AutoNation said it expects strong demand for new vehicles to continue into next year, as low-interest rates and robust demand helped the top US auto retailer trounce quarterly earnings estimates.
The company said on Monday sales of new and used vehicles surged 42 percent and 37 percent, respectively, in the second quarter.
Shares of the stock were up 4.4 percent, to $107.03, in early afternoon trading.
“Consumers are buying vehicles before they even arrive at our stores. We expect the current environment of demand exceeding supply to continue into 2022,” Chief Executive Mike Jackson said in a statement.
The global semiconductor chip shortage has depleted vehicle inventories and forced automakers to cut production, prompting consumers to pay more for cars.

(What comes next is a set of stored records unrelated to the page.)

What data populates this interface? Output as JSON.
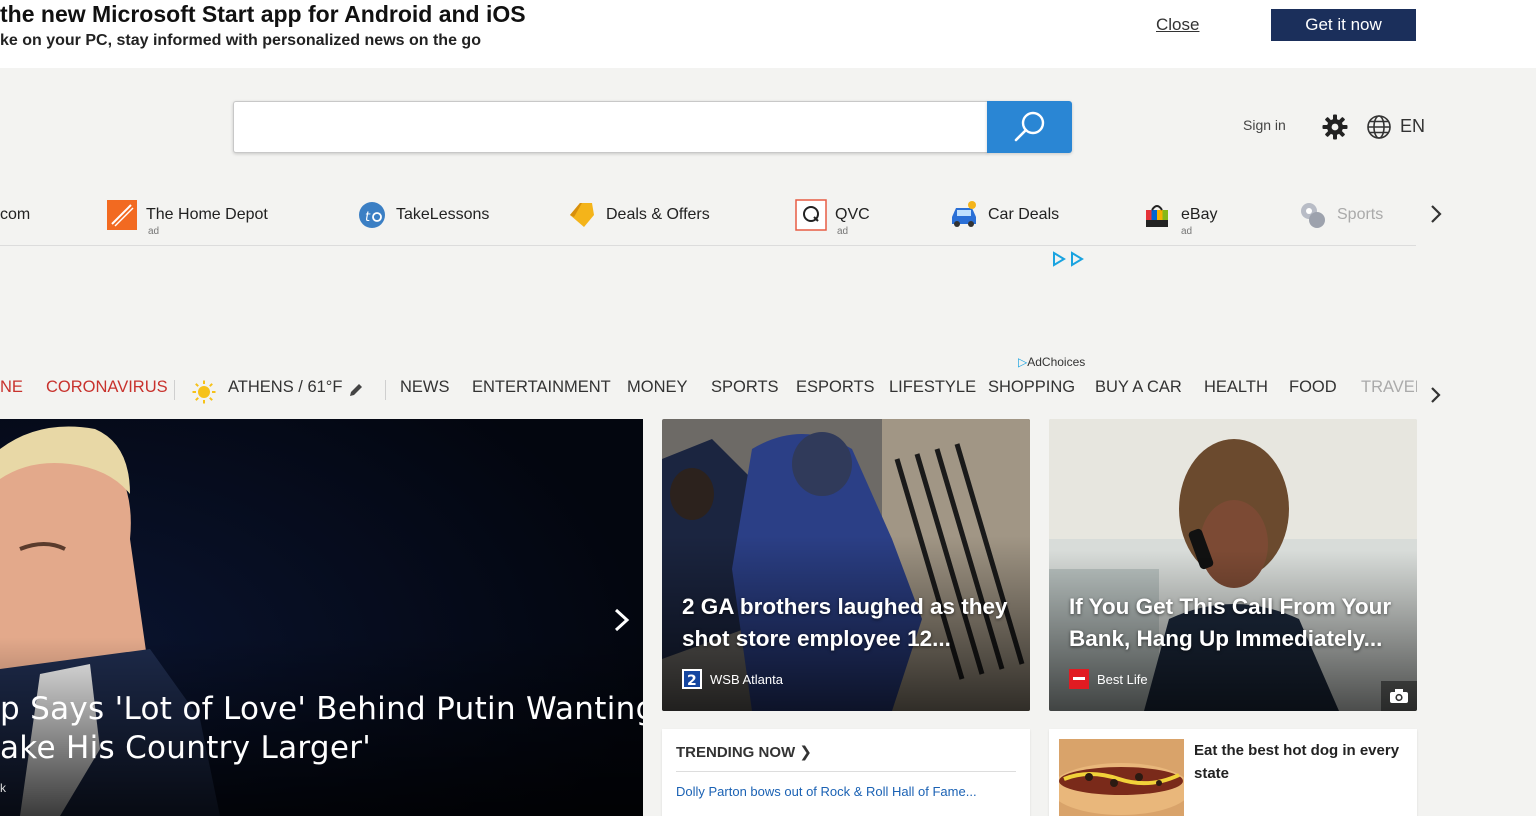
{
  "promo": {
    "title": "the new Microsoft Start app for Android and iOS",
    "subtitle": "ke on your PC, stay informed with personalized news on the go",
    "close_label": "Close",
    "cta_label": "Get it now"
  },
  "header": {
    "search_placeholder": "",
    "signin_label": "Sign in",
    "language": "EN"
  },
  "quicklinks": [
    {
      "label": "com",
      "ad": ""
    },
    {
      "label": "The Home Depot",
      "ad": "ad"
    },
    {
      "label": "TakeLessons",
      "ad": ""
    },
    {
      "label": "Deals & Offers",
      "ad": ""
    },
    {
      "label": "QVC",
      "ad": "ad"
    },
    {
      "label": "Car Deals",
      "ad": ""
    },
    {
      "label": "eBay",
      "ad": "ad"
    },
    {
      "label": "Sports",
      "ad": ""
    }
  ],
  "adchoices_label": "AdChoices",
  "nav": {
    "items": [
      "NE",
      "CORONAVIRUS",
      "ATHENS / 61°F",
      "NEWS",
      "ENTERTAINMENT",
      "MONEY",
      "SPORTS",
      "ESPORTS",
      "LIFESTYLE",
      "SHOPPING",
      "BUY A CAR",
      "HEALTH",
      "FOOD",
      "TRAVEL"
    ]
  },
  "hero": {
    "title_line1": "p Says 'Lot of Love' Behind Putin Wanting",
    "title_line2": "ake His Country Larger'",
    "source": "k"
  },
  "cards": [
    {
      "title": "2 GA brothers laughed as they shot store employee 12...",
      "source": "WSB Atlanta"
    },
    {
      "title": "If You Get This Call From Your Bank, Hang Up Immediately...",
      "source": "Best Life"
    }
  ],
  "trending": {
    "heading": "TRENDING NOW",
    "item": "Dolly Parton bows out of Rock & Roll Hall of Fame..."
  },
  "hotdog": {
    "title": "Eat the best hot dog in every state"
  },
  "colors": {
    "accent": "#2a86d4",
    "cta_bg": "#1b2f5b",
    "nav_red": "#c8322d",
    "link_blue": "#1b62b4"
  }
}
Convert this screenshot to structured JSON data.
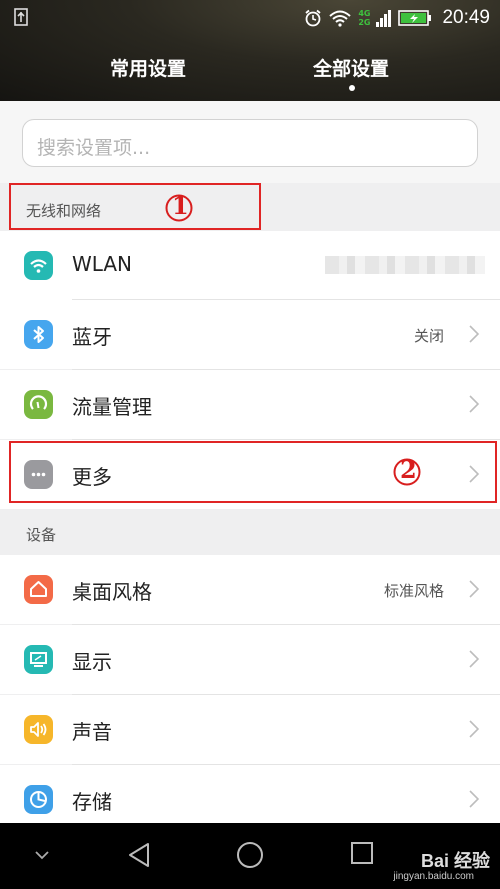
{
  "status_bar": {
    "time": "20:49",
    "network_top": "4G",
    "network_bottom": "2G"
  },
  "header": {
    "tabs": [
      {
        "label": "常用设置",
        "active": false
      },
      {
        "label": "全部设置",
        "active": true
      }
    ]
  },
  "search": {
    "placeholder": "搜索设置项..."
  },
  "sections": {
    "wireless": {
      "title": "无线和网络",
      "items": [
        {
          "label": "WLAN",
          "value": "",
          "icon": "wifi-icon",
          "color": "#25b9b3"
        },
        {
          "label": "蓝牙",
          "value": "关闭",
          "icon": "bluetooth-icon",
          "color": "#46a6ee"
        },
        {
          "label": "流量管理",
          "value": "",
          "icon": "data-usage-icon",
          "color": "#7ab840"
        },
        {
          "label": "更多",
          "value": "",
          "icon": "more-icon",
          "color": "#9a9a9e"
        }
      ]
    },
    "device": {
      "title": "设备",
      "items": [
        {
          "label": "桌面风格",
          "value": "标准风格",
          "icon": "home-icon",
          "color": "#f36a47"
        },
        {
          "label": "显示",
          "value": "",
          "icon": "display-icon",
          "color": "#25b9b3"
        },
        {
          "label": "声音",
          "value": "",
          "icon": "sound-icon",
          "color": "#f6b62a"
        },
        {
          "label": "存储",
          "value": "",
          "icon": "storage-icon",
          "color": "#3fa0e8"
        }
      ]
    }
  },
  "annotations": [
    "1",
    "2"
  ],
  "watermark": {
    "brand": "Bai  经验",
    "url": "jingyan.baidu.com"
  }
}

In its latest auto-industry forecast released in June, JD Power said the average price of a new vehicle was set to reach a record $38,088 in the first half of 2021, up 10.1 percent over a year ago when pandemic lockdowns brought the U.S. auto industry to a near standstill.
“Everyone is comparing (current prices) against the collapse of last year,” Jackson told Reuters on Monday.
A year ago, used vehicle prices were depressed as rental fleets rushed to unload vehicles stranded by the plunge in travel, he said.
Now, AutoNation is stepping up efforts to acquire used vehicles directly from consumers to meet strong demand. A new AutoNation USA used vehicle store in San Antonio was profitable in its first month of operation, Jackson said.
Fort Lauderdale, Florida-based AutoNation’s gross profit per new vehicle jumped 89 percent, to $4,157, in the quarter ended June 30, while the gross profit per used vehicle rose 24 percent, to $2,240.
The company had 14 days of supply for new vehicles in the quarter, compared with 49 a year earlier.
Adjusted net income from continuing operations came in at a record $4.83 per share, easily beating a Refinitiv IBES estimate of $2.81. Record revenue of $6.98 billion was also higher than expectations.
The company said overhead costs in the second quarter were 56.5 percent of revenue, down from 68.9 percent a year ago. Jackson said he expects overhead expenses will be at 60 percent of revenue for the full year, compared to more than 70 percent before the pandemic, as more than half of customers use the company’s online tools to shop and complete steps of a purchase.
“We are at a good cost place, and digital capability enabled that,” Jackson said.
The company had $1.6 billion of liquidity as of June 30 and said its board had authorized a share buyback worth $1 billion.
AutoNation also said it was on track to open four new stores in the US in the second half and 12 new stores in 2022.